Eric Williams sits on a chair in Room 238 in Shortridge Magnet High School, typing out rhymes on his iPhone, which is where he stores all his poems. Williams loves to write about anything, everything. These moments, when he’s jotting down ideas for new poems or performing his work in front of his peers, are his favorite part of the week. Poetry has provided a way for Williams to express himself through words and channel his emotions into written form.

The 16-year-old participates in Writing in the Schools, a cooperative effort between Shortridge and Butler University’s Creative Writing MFA program. Every Tuesday and Thursday after school, Room 238 becomes a place for Williams and other Shortridge students to tell their own stories.

Now these students will be sharing these stories with a much larger audience, at a performance titled “Outspoken” at Butler on April 20 at 1 p.m. The performance, which will be held at Eidson-Duckwall Recital Hall, was coordinated by Susan Sutherlin, an English instructor and director of peer tutoring at Butler, and is a part of the university’s ArtsFest.

ArtsFest’s theme, Revolution, will be incorporated into the students’ work as they interpret what the word means to them.

The program itself has been revolutionary for some students. Williams joined Writing in the Schools at its conception, two years ago. He says when he first began attending, he was in a dark place because of some bad relationships, and his poetry reflected this.

“But the people in this program really learned to love me and care about me, so progressively [my poems] just got more and more brighter and more and more uplifting,” he said. “You can say they changed my perspective on life.”

Paula Cloyd, 16, had the same experience. “I’ve suffered from chronic depression, so obviously things haven’t been easy,” she said. “[Writing in the Schools has] given me something to look forward to.”

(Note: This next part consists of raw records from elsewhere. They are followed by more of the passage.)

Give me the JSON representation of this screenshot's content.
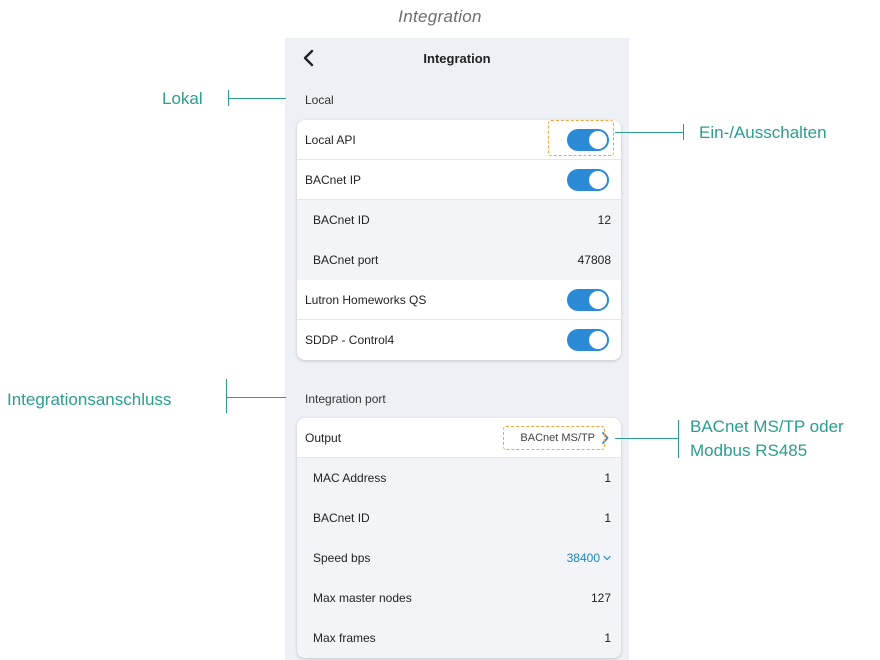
{
  "figure_title": "Integration",
  "screen": {
    "title": "Integration",
    "back_icon": "chevron-left-icon"
  },
  "local": {
    "section_label": "Local",
    "rows": [
      {
        "label": "Local API",
        "toggle": true
      },
      {
        "label": "BACnet IP",
        "toggle": true
      },
      {
        "label": "BACnet ID",
        "value": "12"
      },
      {
        "label": "BACnet port",
        "value": "47808"
      },
      {
        "label": "Lutron Homeworks QS",
        "toggle": true
      },
      {
        "label": "SDDP - Control4",
        "toggle": true
      }
    ]
  },
  "integration_port": {
    "section_label": "Integration port",
    "output": {
      "label": "Output",
      "value": "BACnet MS/TP"
    },
    "rows": [
      {
        "label": "MAC Address",
        "value": "1"
      },
      {
        "label": "BACnet ID",
        "value": "1"
      },
      {
        "label": "Speed bps",
        "value": "38400"
      },
      {
        "label": "Max master nodes",
        "value": "127"
      },
      {
        "label": "Max frames",
        "value": "1"
      }
    ]
  },
  "annotations": {
    "lokal": "Lokal",
    "ein_aus": "Ein-/Ausschalten",
    "integrationsanschluss": "Integrationsanschluss",
    "bacnet_modbus_line1": "BACnet MS/TP oder",
    "bacnet_modbus_line2": "Modbus RS485"
  },
  "colors": {
    "accent": "#2b8ad6",
    "annotation": "#2a9d8f",
    "highlight": "#f0a640"
  }
}
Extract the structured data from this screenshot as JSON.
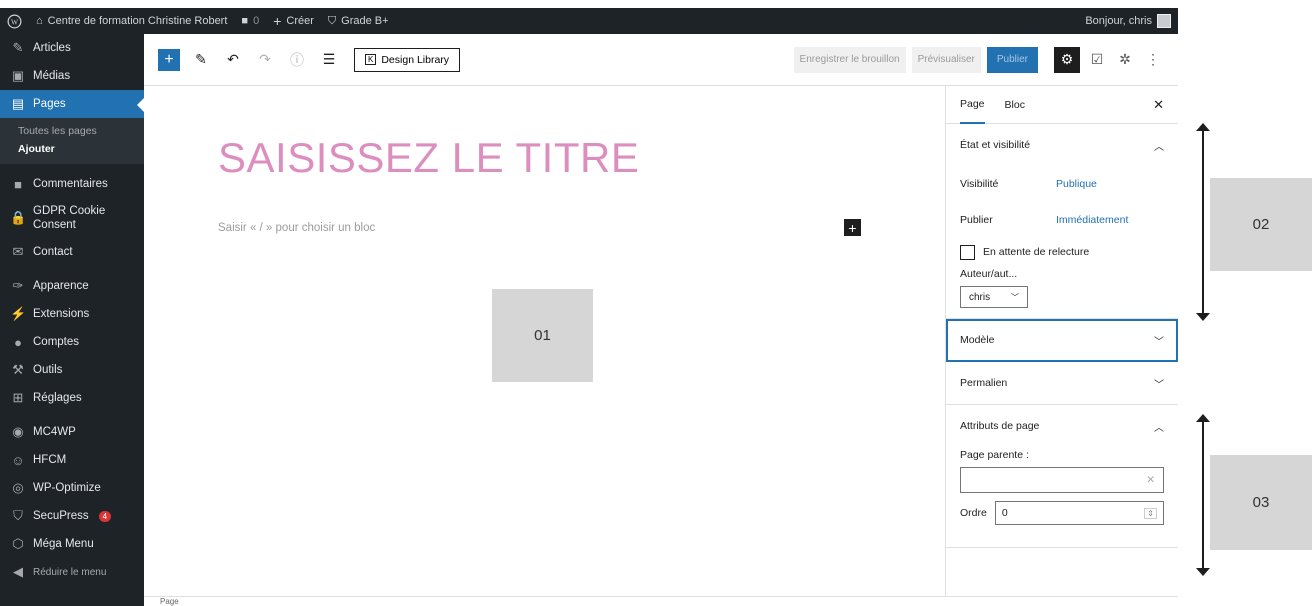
{
  "admin_bar": {
    "site_name": "Centre de formation Christine Robert",
    "comments_count": "0",
    "new_label": "Créer",
    "grade_label": "Grade B+",
    "greeting": "Bonjour, chris"
  },
  "menu": {
    "articles": "Articles",
    "medias": "Médias",
    "pages": "Pages",
    "sub_all_pages": "Toutes les pages",
    "sub_add": "Ajouter",
    "comments": "Commentaires",
    "gdpr": "GDPR Cookie Consent",
    "contact": "Contact",
    "appearance": "Apparence",
    "extensions": "Extensions",
    "accounts": "Comptes",
    "tools": "Outils",
    "settings": "Réglages",
    "mc4wp": "MC4WP",
    "hfcm": "HFCM",
    "wp_optimize": "WP-Optimize",
    "secupress": "SecuPress",
    "secupress_badge": "4",
    "mega_menu": "Méga Menu",
    "collapse": "Réduire le menu"
  },
  "toolbar": {
    "design_library": "Design Library",
    "save_draft": "Enregistrer le brouillon",
    "preview": "Prévisualiser",
    "publish": "Publier"
  },
  "editor": {
    "title_placeholder": "SAISISSEZ LE TITRE",
    "block_placeholder": "Saisir « / » pour choisir un bloc",
    "footer_breadcrumb": "Page"
  },
  "sidebar": {
    "tab_page": "Page",
    "tab_block": "Bloc",
    "status_panel": "État et visibilité",
    "visibility_label": "Visibilité",
    "visibility_value": "Publique",
    "publish_label": "Publier",
    "publish_value": "Immédiatement",
    "pending_review": "En attente de relecture",
    "author_label": "Auteur/aut...",
    "author_value": "chris",
    "template_panel": "Modèle",
    "permalink_panel": "Permalien",
    "attributes_panel": "Attributs de page",
    "parent_label": "Page parente :",
    "order_label": "Ordre",
    "order_value": "0"
  },
  "callouts": {
    "c1": "01",
    "c2": "02",
    "c3": "03"
  },
  "colors": {
    "admin_dark": "#1d2327",
    "accent_blue": "#2271b1",
    "title_pink": "#dc8fbe"
  }
}
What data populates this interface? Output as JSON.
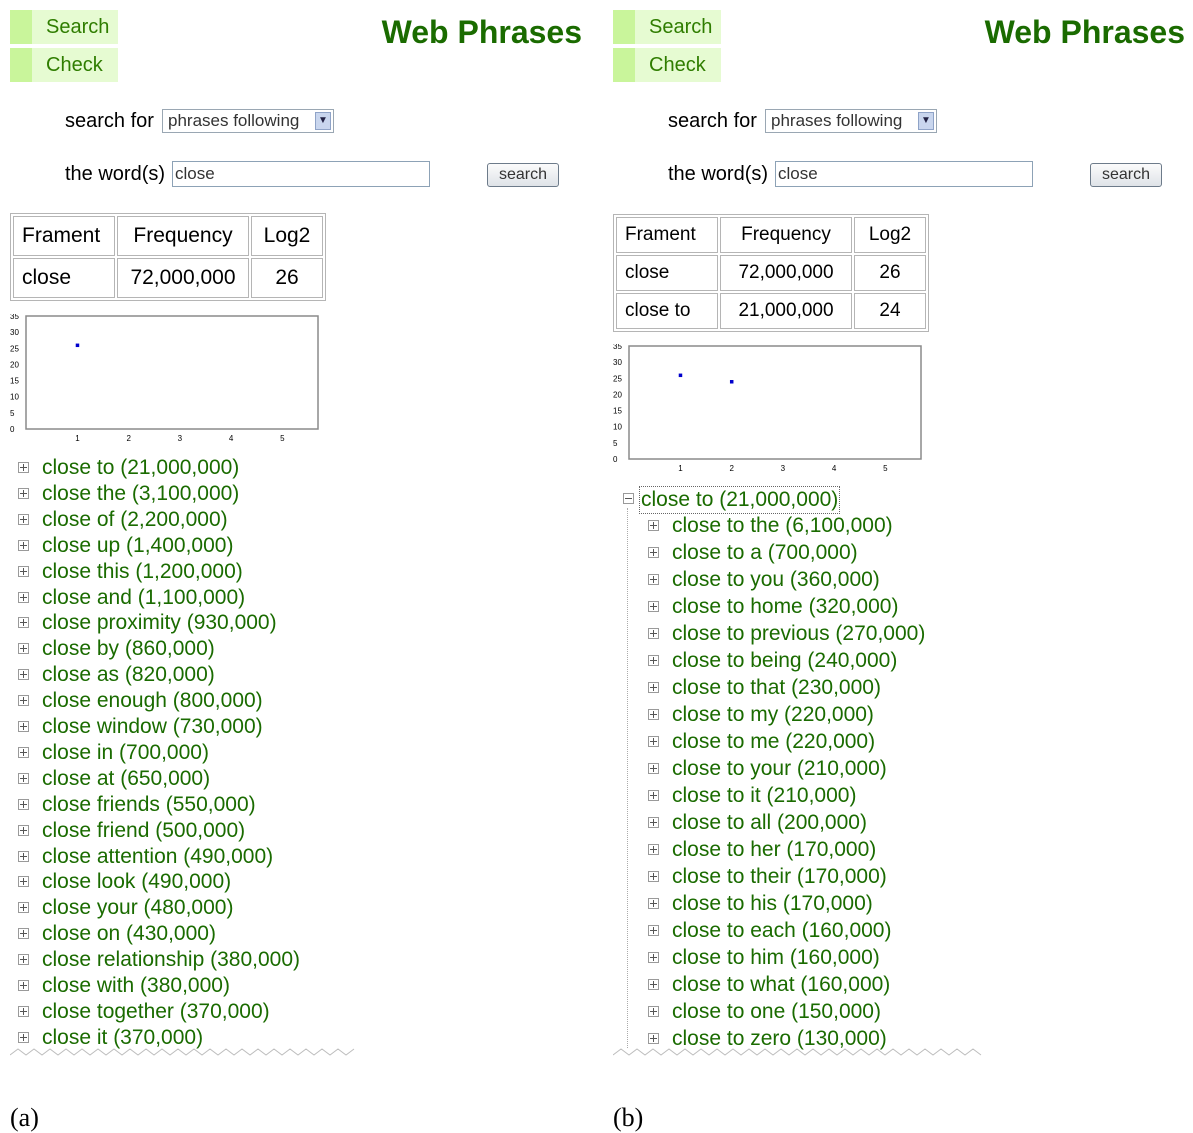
{
  "captions": {
    "a": "(a)",
    "b": "(b)"
  },
  "colors": {
    "link_green": "#1a6b00",
    "nav_bg": "#e6fbd2",
    "nav_accent": "#c9f59b",
    "point_blue": "#0000cc"
  },
  "panel_a": {
    "nav": {
      "search": "Search",
      "check": "Check"
    },
    "title": "Web Phrases",
    "search_for_label": "search for",
    "mode_value": "phrases following",
    "words_label": "the word(s)",
    "words_value": "close",
    "search_button": "search",
    "table": {
      "headers": [
        "Frament",
        "Frequency",
        "Log2"
      ],
      "rows": [
        [
          "close",
          "72,000,000",
          "26"
        ]
      ]
    },
    "list": [
      "close to (21,000,000)",
      "close the (3,100,000)",
      "close of (2,200,000)",
      "close up (1,400,000)",
      "close this (1,200,000)",
      "close and (1,100,000)",
      "close proximity (930,000)",
      "close by (860,000)",
      "close as (820,000)",
      "close enough (800,000)",
      "close window (730,000)",
      "close in (700,000)",
      "close at (650,000)",
      "close friends (550,000)",
      "close friend (500,000)",
      "close attention (490,000)",
      "close look (490,000)",
      "close your (480,000)",
      "close on (430,000)",
      "close relationship (380,000)",
      "close with (380,000)",
      "close together (370,000)",
      "close it (370,000)"
    ]
  },
  "panel_b": {
    "nav": {
      "search": "Search",
      "check": "Check"
    },
    "title": "Web Phrases",
    "search_for_label": "search for",
    "mode_value": "phrases following",
    "words_label": "the word(s)",
    "words_value": "close",
    "search_button": "search",
    "table": {
      "headers": [
        "Frament",
        "Frequency",
        "Log2"
      ],
      "rows": [
        [
          "close",
          "72,000,000",
          "26"
        ],
        [
          "close to",
          "21,000,000",
          "24"
        ]
      ]
    },
    "expanded": "close to (21,000,000)",
    "list": [
      "close to the (6,100,000)",
      "close to a (700,000)",
      "close to you (360,000)",
      "close to home (320,000)",
      "close to previous (270,000)",
      "close to being (240,000)",
      "close to that (230,000)",
      "close to my (220,000)",
      "close to me (220,000)",
      "close to your (210,000)",
      "close to it (210,000)",
      "close to all (200,000)",
      "close to her (170,000)",
      "close to their (170,000)",
      "close to his (170,000)",
      "close to each (160,000)",
      "close to him (160,000)",
      "close to what (160,000)",
      "close to one (150,000)",
      "close to zero (130,000)"
    ]
  },
  "chart_data": [
    {
      "type": "scatter",
      "x": [
        1
      ],
      "y": [
        26
      ],
      "xticks": [
        1,
        2,
        3,
        4,
        5
      ],
      "yticks": [
        0,
        5,
        10,
        15,
        20,
        25,
        30,
        35
      ],
      "xlim": [
        0,
        5.7
      ],
      "ylim": [
        0,
        35
      ],
      "title": "",
      "xlabel": "",
      "ylabel": "",
      "grid": false
    },
    {
      "type": "scatter",
      "x": [
        1,
        2
      ],
      "y": [
        26,
        24
      ],
      "xticks": [
        1,
        2,
        3,
        4,
        5
      ],
      "yticks": [
        0,
        5,
        10,
        15,
        20,
        25,
        30,
        35
      ],
      "xlim": [
        0,
        5.7
      ],
      "ylim": [
        0,
        35
      ],
      "title": "",
      "xlabel": "",
      "ylabel": "",
      "grid": false
    }
  ]
}
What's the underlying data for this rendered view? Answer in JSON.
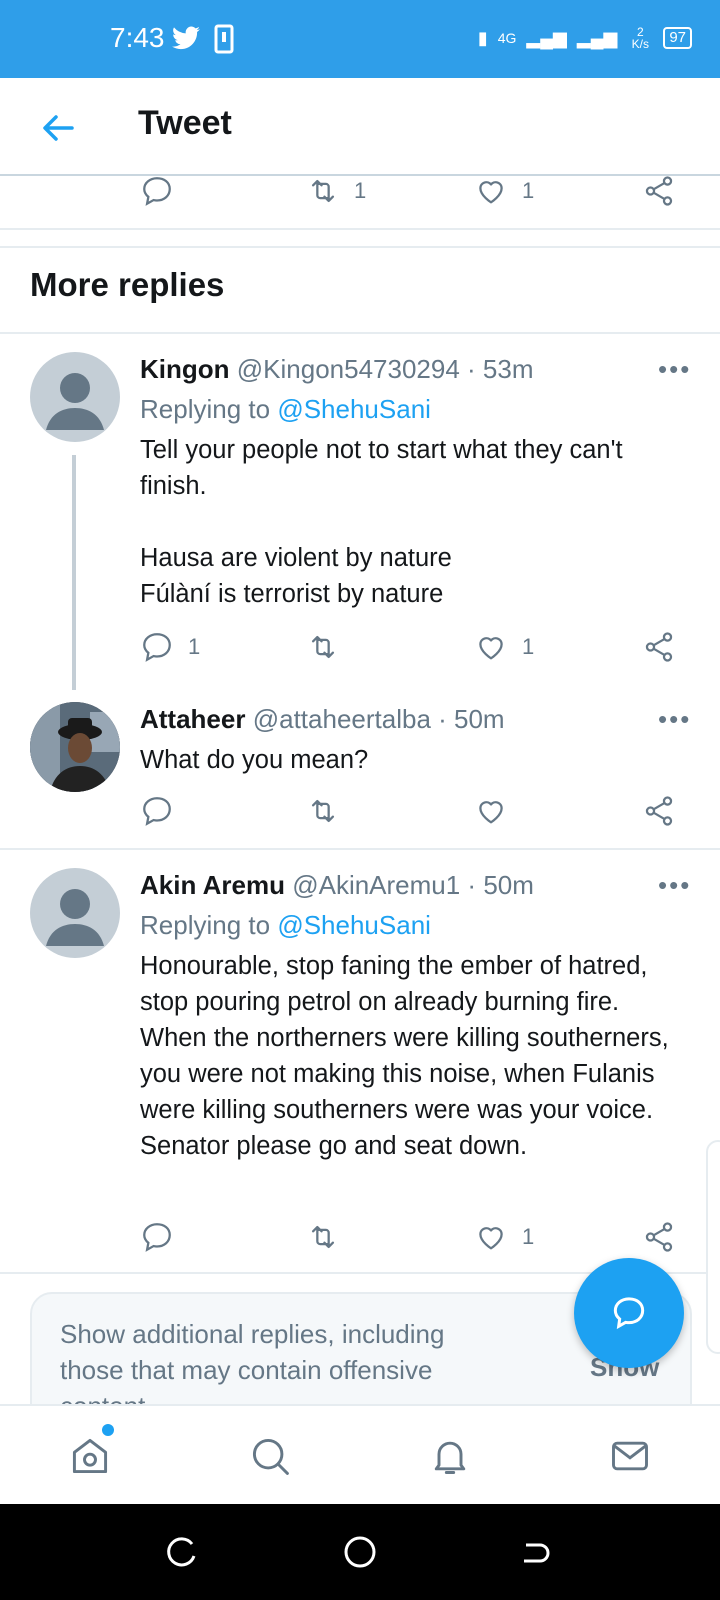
{
  "status": {
    "time": "7:43",
    "network": "4G",
    "speed": "2 K/s",
    "battery": "97"
  },
  "header": {
    "title": "Tweet"
  },
  "top_actions": {
    "retweets": "1",
    "likes": "1"
  },
  "section_title": "More replies",
  "replies": [
    {
      "name": "Kingon",
      "handle": "@Kingon54730294 · 53m",
      "replying_prefix": "Replying to",
      "replying_to": "@ShehuSani",
      "text": "Tell your people not to start what they can't finish.\n\nHausa are violent by nature\nFúlàní is terrorist by nature",
      "replies": "1",
      "retweets": "",
      "likes": "1"
    },
    {
      "name": "Attaheer",
      "handle": "@attaheertalba · 50m",
      "text": "What do you mean?",
      "replies": "",
      "retweets": "",
      "likes": ""
    },
    {
      "name": "Akin Aremu",
      "handle": "@AkinAremu1 · 50m",
      "replying_prefix": "Replying to",
      "replying_to": "@ShehuSani",
      "text": "Honourable, stop faning the ember of hatred, stop pouring petrol on already burning fire. When the northerners were killing southerners,  you were not making this noise, when Fulanis were killing southerners were was your voice. Senator please go and seat down.",
      "replies": "",
      "retweets": "",
      "likes": "1"
    }
  ],
  "notice": {
    "text": "Show additional replies, including those that may contain offensive content",
    "show_label": "Show"
  },
  "more_label": "•••",
  "colors": {
    "status_bar": "#2f9ee9",
    "accent": "#1da1f2",
    "muted": "#657786"
  }
}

Chris Speckman, one of the program’s graduate assistants, says the program was intended to help students grow as writers, students, and people. “If you’re willing to meet these kids and show attention, they will rise,” he said. “They will inspire you and impress you.

“To give these kids a forum to perform stuff that is meaningful to them and then to have their peers cheering for them, clapping for them…. I think the confidence boost is just amazing for some of these kids.”

Not only has the program been a way for the students to grow more confident, it has also given these young writers the opportunity to express their feelings on topics they know personally, such as love, heartbreak, family troubles and school.

“Being a teenager doesn’t mean all your issues are petty,” Cloyd said. “Like, you can have real stuff that some adults don’t even go through. I don’t like the whole, ‘Oh, you’re young, or you’re this, or you’re that, so you don’t know anything.'”

The students performing at the event are ready to show audiences that though they are young, they can understand and write about an important idea such as revolution. Williams is excited to show audiences his interpretation of the topic.

“I want them to leave and be like, ‘Wow, he’s just a 16-year-old kid, but he’s saying something deeper than other people might say,'” he said. “It gives them a different outlook on inner-city kids like myself.”

Zuri Palmer, 16, said the theme of revolution will be apparent in her performance. “I’m really trying to hit the idea of change,” she said. “Revolution is just being in a place and having something change and you’re coming out of it. It doesn’t have to be in the best shape, but you’re coming out of it.”

The students and their instructors say Writing in the Schools has allowed them to grow and change, becoming revolutions themselves.

“I think these kids even coming here Tuesdays and Thursdays to see us is a revolution,” graduate assistant Doug Manuel said. “They could be anywhere, doing anything, and deciding to care about words, and to care about poetry, and to care about searching within themselves, two days is a week is more than many people do. To be engaged with the inner workings of the self is a revolution. A small one, of course, but it seems like all the revolutions that matter are small.”